I have written about the value of a dummy security camera before in regards to protection of your camp. It would also be a good idea to have a Dummy Indoor/Outdoor Surveillance Camera pointed toward your boat as well. Just make sure it is somewhere easily seen by crooks, but not easily reached. Of course if you have lots of money, you could install a real working video surveilance system.
Photograph you boat and boat motor and trailer from several angles, try to include any identifying numbers or marks in the photo’s as well. These will help with identification if your outboard or boat are stolen and recovered.
Record Serial Numbers
Record the serial numbersand model numbers of your boats and outboard motors. Store the information somewhere you will remember. You will need that information in the event of an insurance claim.
A couple other points about preventing outboard motor theft, don’t leave the portable gas tank in the boat overnight. They are often coveted by thieves who have previously stolen an outboard but not the gas tank.
If you can, when you chain your boat to shore, run the chain under a seat or other secure part of the boat. Don’t chain them through something like a carrying handle that can be removed with a screwdriver.
Store or dock your boat in a well lit area, perhaps a spotlight on the wharf or shoreline near the wharf can also work as a theft deterrant. Thieves generally don’t like to work in the light where there is a chance of being seen. So put a light on it.
Alternatively, if you don’t want to lock your boat, chain a cranky, half hungry rotweiller dog to the outboard motor. Just make sure he likes you first…..

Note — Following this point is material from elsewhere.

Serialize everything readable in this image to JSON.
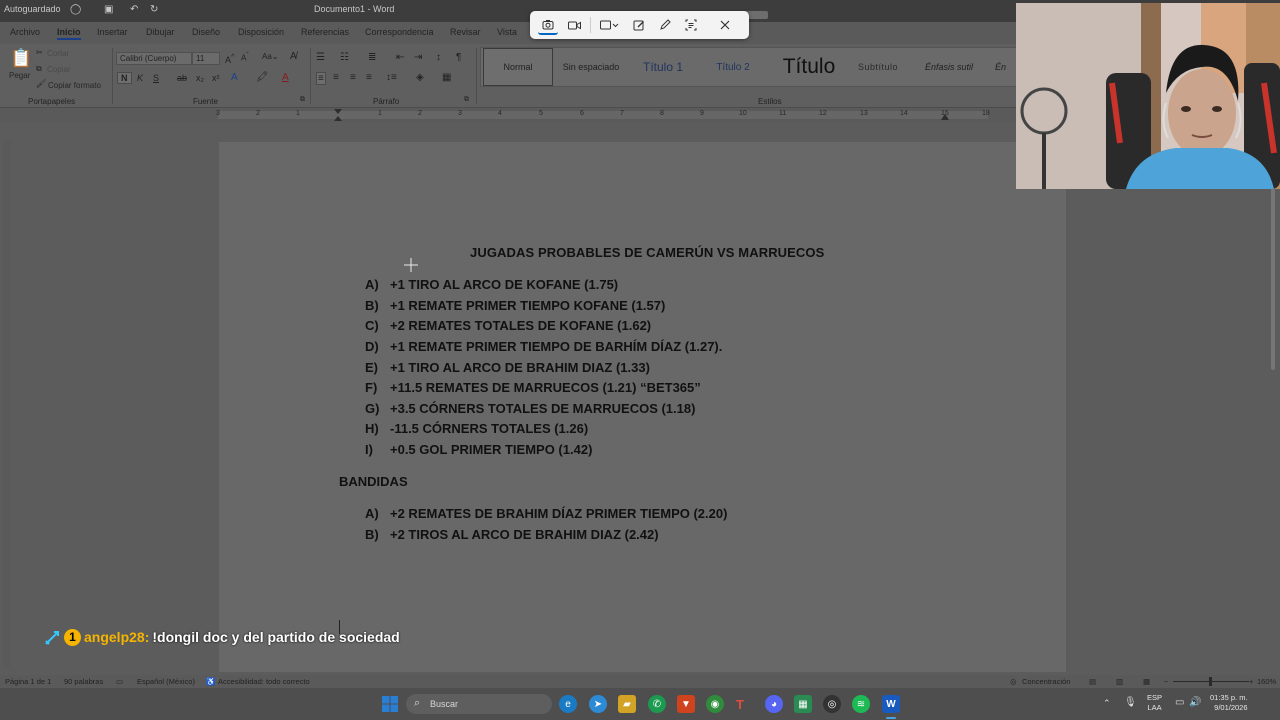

How about you? How do you protect your boat and outboard motor from thieves?
Buy Now From Amazon
Unified Marine Outboard Motor Locks
McGard Marine Single Outboard Motor Lock Sets
Master Lock Trailer Coupler and Hitch Pin Lock Set,
McGard Single Propeller Lock
Heavy Duty Anti-Theft Tire Wheel Clamp Lock
Trimaflex Double Loop Cable
Dummy Indoor/Outdoor Surveillance Camera